• **EXERCISE DATA**

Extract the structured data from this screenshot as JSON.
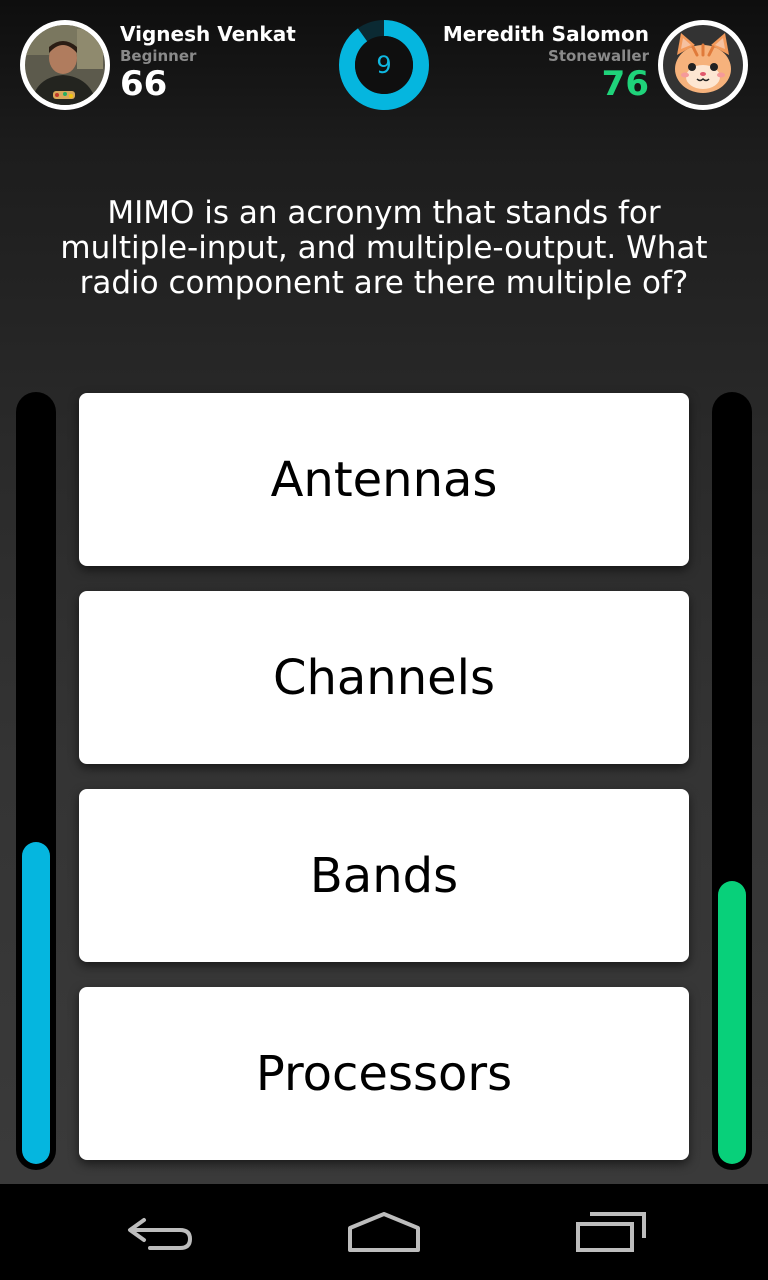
{
  "header": {
    "player_left": {
      "name": "Vignesh Venkat",
      "rank": "Beginner",
      "score": "66"
    },
    "player_right": {
      "name": "Meredith Salomon",
      "rank": "Stonewaller",
      "score": "76"
    },
    "timer": {
      "value": "9",
      "remaining_fraction": 0.9
    }
  },
  "question": {
    "text": "MIMO is an acronym that stands for multiple-input, and multiple-output. What radio component are there multiple of?"
  },
  "answers": [
    {
      "label": "Antennas"
    },
    {
      "label": "Channels"
    },
    {
      "label": "Bands"
    },
    {
      "label": "Processors"
    }
  ],
  "progress": {
    "left_fraction": 0.42,
    "right_fraction": 0.37
  },
  "navbar": {
    "items": [
      "back-icon",
      "home-icon",
      "recent-apps-icon"
    ]
  },
  "colors": {
    "accent_blue": "#05b6df",
    "accent_green": "#08d07a",
    "score_right": "#1fd37a"
  }
}
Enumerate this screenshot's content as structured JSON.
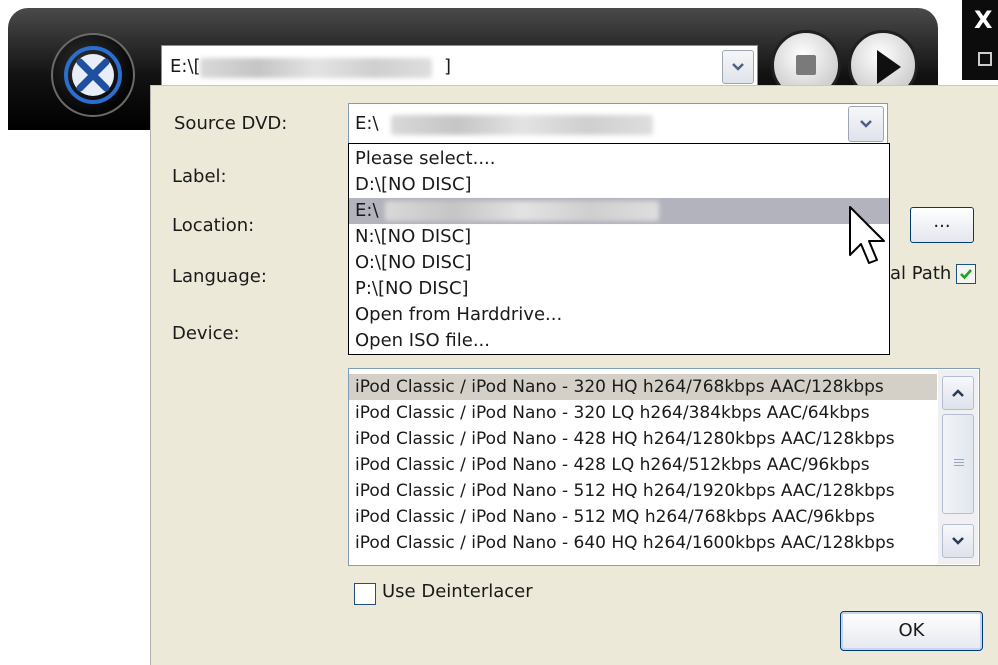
{
  "top_bar": {
    "source_path": "E:\\[",
    "source_path_end": "]"
  },
  "window": {
    "close_glyph": "X"
  },
  "dialog": {
    "labels": {
      "source_dvd": "Source DVD:",
      "label": "Label:",
      "location": "Location:",
      "language": "Language:",
      "device": "Device:"
    },
    "source_dvd_value": "E:\\",
    "source_options": [
      "Please select....",
      "D:\\[NO DISC]",
      "E:\\",
      "N:\\[NO DISC]",
      "O:\\[NO DISC]",
      "P:\\[NO DISC]",
      "Open from Harddrive...",
      "Open ISO file..."
    ],
    "browse_label": "...",
    "original_path_label": "al Path",
    "original_path_checked": true,
    "devices": [
      "iPod Classic / iPod Nano - 320 HQ h264/768kbps AAC/128kbps",
      "iPod Classic / iPod Nano - 320 LQ h264/384kbps AAC/64kbps",
      "iPod Classic / iPod Nano - 428 HQ h264/1280kbps AAC/128kbps",
      "iPod Classic / iPod Nano - 428 LQ h264/512kbps AAC/96kbps",
      "iPod Classic / iPod Nano - 512 HQ h264/1920kbps AAC/128kbps",
      "iPod Classic / iPod Nano - 512 MQ h264/768kbps AAC/96kbps",
      "iPod Classic / iPod Nano - 640 HQ h264/1600kbps AAC/128kbps"
    ],
    "use_deinterlacer_label": "Use Deinterlacer",
    "use_deinterlacer_checked": false,
    "ok_label": "OK"
  },
  "colors": {
    "dialog_bg": "#ece9d8",
    "dropdown_highlight": "#b3b3bd",
    "check_green": "#21a121"
  }
}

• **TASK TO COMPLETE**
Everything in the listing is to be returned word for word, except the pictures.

• **ANSWER AREA**
Extract the structured data from this screenshot as JSON.
{
  "header": {
    "player_left": {
      "name": "Vignesh Venkat",
      "rank": "Beginner",
      "score": "66"
    },
    "player_right": {
      "name": "Meredith Salomon",
      "rank": "Stonewaller",
      "score": "76"
    },
    "timer": {
      "value": "9",
      "remaining_fraction": 0.9
    }
  },
  "question": {
    "text": "MIMO is an acronym that stands for multiple-input, and multiple-output. What radio component are there multiple of?"
  },
  "answers": [
    {
      "label": "Antennas"
    },
    {
      "label": "Channels"
    },
    {
      "label": "Bands"
    },
    {
      "label": "Processors"
    }
  ],
  "progress": {
    "left_fraction": 0.42,
    "right_fraction": 0.37
  },
  "navbar": {
    "items": [
      "back-icon",
      "home-icon",
      "recent-apps-icon"
    ]
  },
  "colors": {
    "accent_blue": "#05b6df",
    "accent_green": "#08d07a",
    "score_right": "#1fd37a"
  }
}
Enumerate this screenshot's content as structured JSON.
{
  "top_bar": {
    "source_path": "E:\\[",
    "source_path_end": "]"
  },
  "window": {
    "close_glyph": "X"
  },
  "dialog": {
    "labels": {
      "source_dvd": "Source DVD:",
      "label": "Label:",
      "location": "Location:",
      "language": "Language:",
      "device": "Device:"
    },
    "source_dvd_value": "E:\\",
    "source_options": [
      "Please select....",
      "D:\\[NO DISC]",
      "E:\\",
      "N:\\[NO DISC]",
      "O:\\[NO DISC]",
      "P:\\[NO DISC]",
      "Open from Harddrive...",
      "Open ISO file..."
    ],
    "browse_label": "...",
    "original_path_label": "al Path",
    "original_path_checked": true,
    "devices": [
      "iPod Classic / iPod Nano - 320 HQ h264/768kbps AAC/128kbps",
      "iPod Classic / iPod Nano - 320 LQ h264/384kbps AAC/64kbps",
      "iPod Classic / iPod Nano - 428 HQ h264/1280kbps AAC/128kbps",
      "iPod Classic / iPod Nano - 428 LQ h264/512kbps AAC/96kbps",
      "iPod Classic / iPod Nano - 512 HQ h264/1920kbps AAC/128kbps",
      "iPod Classic / iPod Nano - 512 MQ h264/768kbps AAC/96kbps",
      "iPod Classic / iPod Nano - 640 HQ h264/1600kbps AAC/128kbps"
    ],
    "use_deinterlacer_label": "Use Deinterlacer",
    "use_deinterlacer_checked": false,
    "ok_label": "OK"
  },
  "colors": {
    "dialog_bg": "#ece9d8",
    "dropdown_highlight": "#b3b3bd",
    "check_green": "#21a121"
  }
}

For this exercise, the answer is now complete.